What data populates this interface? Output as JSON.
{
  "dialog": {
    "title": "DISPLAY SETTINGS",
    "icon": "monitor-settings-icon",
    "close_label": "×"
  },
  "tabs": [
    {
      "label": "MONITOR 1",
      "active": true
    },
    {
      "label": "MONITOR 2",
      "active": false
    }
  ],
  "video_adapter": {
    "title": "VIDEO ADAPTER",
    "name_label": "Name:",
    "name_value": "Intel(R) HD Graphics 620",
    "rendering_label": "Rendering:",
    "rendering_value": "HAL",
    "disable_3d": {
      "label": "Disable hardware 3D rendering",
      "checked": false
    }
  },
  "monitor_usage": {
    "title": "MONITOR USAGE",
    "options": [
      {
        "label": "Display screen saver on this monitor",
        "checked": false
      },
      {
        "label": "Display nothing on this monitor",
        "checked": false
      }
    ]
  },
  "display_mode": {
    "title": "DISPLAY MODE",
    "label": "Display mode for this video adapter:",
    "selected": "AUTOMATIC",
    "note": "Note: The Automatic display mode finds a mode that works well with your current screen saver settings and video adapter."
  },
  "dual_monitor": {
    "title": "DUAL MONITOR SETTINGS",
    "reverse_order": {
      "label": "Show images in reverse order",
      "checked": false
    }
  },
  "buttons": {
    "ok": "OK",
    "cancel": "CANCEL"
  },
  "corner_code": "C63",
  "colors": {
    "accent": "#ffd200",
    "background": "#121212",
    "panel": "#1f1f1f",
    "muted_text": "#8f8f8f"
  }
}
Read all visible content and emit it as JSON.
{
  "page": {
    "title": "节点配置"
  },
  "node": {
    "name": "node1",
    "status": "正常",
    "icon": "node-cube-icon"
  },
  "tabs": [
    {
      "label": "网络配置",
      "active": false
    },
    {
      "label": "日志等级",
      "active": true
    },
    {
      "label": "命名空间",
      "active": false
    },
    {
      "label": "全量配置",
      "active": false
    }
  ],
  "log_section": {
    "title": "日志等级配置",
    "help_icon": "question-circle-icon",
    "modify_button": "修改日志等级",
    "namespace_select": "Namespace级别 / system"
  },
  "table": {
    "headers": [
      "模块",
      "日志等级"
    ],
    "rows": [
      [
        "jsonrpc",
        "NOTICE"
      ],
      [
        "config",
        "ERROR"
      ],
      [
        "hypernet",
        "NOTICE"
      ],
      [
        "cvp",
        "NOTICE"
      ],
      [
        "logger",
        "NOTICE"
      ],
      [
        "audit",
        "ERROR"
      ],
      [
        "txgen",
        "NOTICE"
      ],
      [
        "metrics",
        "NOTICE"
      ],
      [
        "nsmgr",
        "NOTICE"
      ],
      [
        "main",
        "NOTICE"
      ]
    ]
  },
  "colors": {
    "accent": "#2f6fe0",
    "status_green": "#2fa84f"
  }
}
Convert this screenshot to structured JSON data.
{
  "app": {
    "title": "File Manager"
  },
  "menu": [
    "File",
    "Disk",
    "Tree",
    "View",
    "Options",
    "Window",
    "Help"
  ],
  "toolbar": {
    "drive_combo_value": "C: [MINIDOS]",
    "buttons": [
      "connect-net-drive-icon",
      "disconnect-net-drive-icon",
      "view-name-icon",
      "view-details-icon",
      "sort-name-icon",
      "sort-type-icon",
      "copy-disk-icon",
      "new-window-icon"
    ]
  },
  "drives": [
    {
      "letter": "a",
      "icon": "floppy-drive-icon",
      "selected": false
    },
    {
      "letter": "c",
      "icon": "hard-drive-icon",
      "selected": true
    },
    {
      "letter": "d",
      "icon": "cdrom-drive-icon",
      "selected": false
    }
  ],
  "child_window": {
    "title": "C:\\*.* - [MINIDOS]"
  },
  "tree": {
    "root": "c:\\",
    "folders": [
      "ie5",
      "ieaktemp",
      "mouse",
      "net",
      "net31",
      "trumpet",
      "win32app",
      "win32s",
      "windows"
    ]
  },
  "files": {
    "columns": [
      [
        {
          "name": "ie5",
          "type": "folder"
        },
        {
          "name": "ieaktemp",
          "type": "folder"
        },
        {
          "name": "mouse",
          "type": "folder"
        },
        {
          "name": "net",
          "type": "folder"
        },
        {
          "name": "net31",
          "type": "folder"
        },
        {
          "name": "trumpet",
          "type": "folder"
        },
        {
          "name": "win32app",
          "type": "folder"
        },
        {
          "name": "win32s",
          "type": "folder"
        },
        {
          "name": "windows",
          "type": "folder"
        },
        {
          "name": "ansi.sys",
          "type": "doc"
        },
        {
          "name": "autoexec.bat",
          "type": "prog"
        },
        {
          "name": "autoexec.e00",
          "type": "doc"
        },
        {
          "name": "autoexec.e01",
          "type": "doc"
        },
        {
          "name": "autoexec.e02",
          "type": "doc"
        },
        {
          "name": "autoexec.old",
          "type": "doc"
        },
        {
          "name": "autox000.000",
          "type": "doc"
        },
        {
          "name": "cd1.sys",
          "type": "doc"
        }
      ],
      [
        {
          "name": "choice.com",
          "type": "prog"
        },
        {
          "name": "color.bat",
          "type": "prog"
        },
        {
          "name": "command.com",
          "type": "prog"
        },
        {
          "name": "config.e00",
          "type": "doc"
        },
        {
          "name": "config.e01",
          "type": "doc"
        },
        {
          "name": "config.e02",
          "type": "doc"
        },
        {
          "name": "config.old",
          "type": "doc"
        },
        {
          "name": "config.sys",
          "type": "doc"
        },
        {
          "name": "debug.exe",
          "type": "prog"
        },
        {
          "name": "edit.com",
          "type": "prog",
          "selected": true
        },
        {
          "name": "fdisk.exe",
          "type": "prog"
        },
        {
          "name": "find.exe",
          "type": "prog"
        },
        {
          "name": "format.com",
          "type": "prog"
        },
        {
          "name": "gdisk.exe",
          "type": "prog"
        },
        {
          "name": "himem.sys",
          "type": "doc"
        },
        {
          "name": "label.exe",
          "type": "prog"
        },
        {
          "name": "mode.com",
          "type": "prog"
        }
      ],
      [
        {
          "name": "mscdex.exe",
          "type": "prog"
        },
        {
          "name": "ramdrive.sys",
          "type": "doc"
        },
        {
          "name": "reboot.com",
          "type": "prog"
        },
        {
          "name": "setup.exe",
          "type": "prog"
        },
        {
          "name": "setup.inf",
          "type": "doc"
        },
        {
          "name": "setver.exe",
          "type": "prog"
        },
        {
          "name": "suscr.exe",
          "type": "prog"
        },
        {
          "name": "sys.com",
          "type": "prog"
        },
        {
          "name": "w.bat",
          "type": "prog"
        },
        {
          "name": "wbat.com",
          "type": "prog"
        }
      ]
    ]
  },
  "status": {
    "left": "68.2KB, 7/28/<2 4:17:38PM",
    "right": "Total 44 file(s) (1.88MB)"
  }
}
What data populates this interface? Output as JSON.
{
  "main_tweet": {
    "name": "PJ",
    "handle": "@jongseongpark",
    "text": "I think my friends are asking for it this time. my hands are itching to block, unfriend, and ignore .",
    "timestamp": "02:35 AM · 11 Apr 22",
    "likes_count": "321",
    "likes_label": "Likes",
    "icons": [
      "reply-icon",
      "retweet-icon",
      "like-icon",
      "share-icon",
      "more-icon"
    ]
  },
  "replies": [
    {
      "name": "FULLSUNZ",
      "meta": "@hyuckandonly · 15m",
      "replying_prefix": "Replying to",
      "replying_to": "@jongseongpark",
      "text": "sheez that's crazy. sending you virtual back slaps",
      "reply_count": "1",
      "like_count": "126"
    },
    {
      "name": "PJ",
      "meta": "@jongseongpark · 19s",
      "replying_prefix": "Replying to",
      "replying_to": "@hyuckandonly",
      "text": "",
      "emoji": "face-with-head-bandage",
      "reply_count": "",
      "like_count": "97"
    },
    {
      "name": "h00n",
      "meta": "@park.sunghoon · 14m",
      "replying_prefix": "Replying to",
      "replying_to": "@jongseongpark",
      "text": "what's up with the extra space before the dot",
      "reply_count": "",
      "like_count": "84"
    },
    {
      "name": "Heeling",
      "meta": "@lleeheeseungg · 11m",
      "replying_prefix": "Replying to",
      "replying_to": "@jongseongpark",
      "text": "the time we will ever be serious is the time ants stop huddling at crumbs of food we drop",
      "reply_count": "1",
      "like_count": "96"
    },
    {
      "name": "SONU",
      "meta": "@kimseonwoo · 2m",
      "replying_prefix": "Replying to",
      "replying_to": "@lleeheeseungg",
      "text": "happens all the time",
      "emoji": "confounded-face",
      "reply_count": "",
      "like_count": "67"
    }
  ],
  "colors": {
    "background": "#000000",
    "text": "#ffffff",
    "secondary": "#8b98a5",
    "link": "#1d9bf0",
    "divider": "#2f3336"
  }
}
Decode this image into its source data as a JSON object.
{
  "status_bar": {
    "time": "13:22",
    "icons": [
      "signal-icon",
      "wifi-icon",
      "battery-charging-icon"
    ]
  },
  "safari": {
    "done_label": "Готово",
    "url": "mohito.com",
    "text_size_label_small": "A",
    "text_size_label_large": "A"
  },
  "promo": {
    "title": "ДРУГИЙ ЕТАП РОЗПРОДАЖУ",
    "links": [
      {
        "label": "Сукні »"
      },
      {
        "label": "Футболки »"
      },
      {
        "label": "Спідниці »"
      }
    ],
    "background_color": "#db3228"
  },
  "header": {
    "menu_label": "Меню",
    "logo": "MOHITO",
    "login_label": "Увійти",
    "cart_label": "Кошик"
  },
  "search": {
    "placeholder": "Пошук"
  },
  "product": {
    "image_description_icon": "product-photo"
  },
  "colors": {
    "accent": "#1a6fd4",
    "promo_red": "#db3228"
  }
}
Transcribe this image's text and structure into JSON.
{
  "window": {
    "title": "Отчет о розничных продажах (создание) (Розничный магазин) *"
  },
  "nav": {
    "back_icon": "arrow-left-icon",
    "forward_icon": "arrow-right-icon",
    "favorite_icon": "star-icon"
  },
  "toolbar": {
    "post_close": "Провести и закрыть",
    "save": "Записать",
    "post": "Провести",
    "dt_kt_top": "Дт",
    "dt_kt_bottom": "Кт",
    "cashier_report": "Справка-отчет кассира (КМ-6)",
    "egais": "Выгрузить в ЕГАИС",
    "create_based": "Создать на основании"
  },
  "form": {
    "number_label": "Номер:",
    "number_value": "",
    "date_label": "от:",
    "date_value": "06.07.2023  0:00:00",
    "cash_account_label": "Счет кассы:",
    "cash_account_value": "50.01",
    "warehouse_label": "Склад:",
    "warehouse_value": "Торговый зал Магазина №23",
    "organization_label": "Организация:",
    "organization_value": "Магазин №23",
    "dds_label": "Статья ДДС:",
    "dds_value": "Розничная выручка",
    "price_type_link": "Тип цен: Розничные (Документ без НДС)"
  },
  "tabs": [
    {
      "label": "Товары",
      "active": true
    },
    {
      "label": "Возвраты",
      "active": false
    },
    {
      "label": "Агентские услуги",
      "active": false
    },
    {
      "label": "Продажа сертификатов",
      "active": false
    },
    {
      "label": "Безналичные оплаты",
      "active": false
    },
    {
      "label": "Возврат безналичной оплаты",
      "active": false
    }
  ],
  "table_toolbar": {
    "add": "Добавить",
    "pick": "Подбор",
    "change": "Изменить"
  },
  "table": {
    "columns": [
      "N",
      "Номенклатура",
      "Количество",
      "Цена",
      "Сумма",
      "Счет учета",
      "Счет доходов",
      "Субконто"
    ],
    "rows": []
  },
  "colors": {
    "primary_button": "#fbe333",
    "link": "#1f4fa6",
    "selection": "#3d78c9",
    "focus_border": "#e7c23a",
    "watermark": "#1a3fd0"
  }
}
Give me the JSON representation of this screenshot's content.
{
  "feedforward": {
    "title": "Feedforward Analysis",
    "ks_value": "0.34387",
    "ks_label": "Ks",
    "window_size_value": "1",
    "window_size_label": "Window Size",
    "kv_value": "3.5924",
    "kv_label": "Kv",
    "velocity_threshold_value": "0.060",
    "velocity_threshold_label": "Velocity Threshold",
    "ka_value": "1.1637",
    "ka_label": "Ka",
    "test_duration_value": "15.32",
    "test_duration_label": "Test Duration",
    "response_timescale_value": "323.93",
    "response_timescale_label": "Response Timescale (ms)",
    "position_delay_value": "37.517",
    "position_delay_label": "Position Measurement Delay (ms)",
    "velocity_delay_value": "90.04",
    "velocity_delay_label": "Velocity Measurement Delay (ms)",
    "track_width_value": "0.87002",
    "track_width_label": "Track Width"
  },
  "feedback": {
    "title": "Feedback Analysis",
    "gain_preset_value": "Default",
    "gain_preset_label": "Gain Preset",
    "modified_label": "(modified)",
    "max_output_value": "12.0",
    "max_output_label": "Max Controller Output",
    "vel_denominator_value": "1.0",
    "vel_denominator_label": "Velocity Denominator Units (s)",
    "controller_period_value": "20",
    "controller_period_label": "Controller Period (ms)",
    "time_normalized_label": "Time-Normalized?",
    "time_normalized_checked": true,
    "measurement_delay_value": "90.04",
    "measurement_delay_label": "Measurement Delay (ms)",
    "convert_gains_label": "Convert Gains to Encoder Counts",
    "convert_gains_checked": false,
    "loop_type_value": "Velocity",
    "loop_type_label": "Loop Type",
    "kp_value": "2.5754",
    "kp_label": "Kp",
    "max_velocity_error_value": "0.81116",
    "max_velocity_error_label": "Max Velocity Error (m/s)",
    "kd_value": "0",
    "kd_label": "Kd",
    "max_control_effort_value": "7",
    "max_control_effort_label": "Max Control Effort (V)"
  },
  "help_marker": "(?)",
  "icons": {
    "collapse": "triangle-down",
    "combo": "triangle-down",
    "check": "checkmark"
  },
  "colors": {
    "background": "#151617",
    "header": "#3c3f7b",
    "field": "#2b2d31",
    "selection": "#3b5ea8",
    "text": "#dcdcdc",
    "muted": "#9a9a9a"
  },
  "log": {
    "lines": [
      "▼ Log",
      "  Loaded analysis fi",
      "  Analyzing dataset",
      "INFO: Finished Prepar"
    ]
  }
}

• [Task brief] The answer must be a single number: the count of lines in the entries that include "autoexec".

• [Response area] 5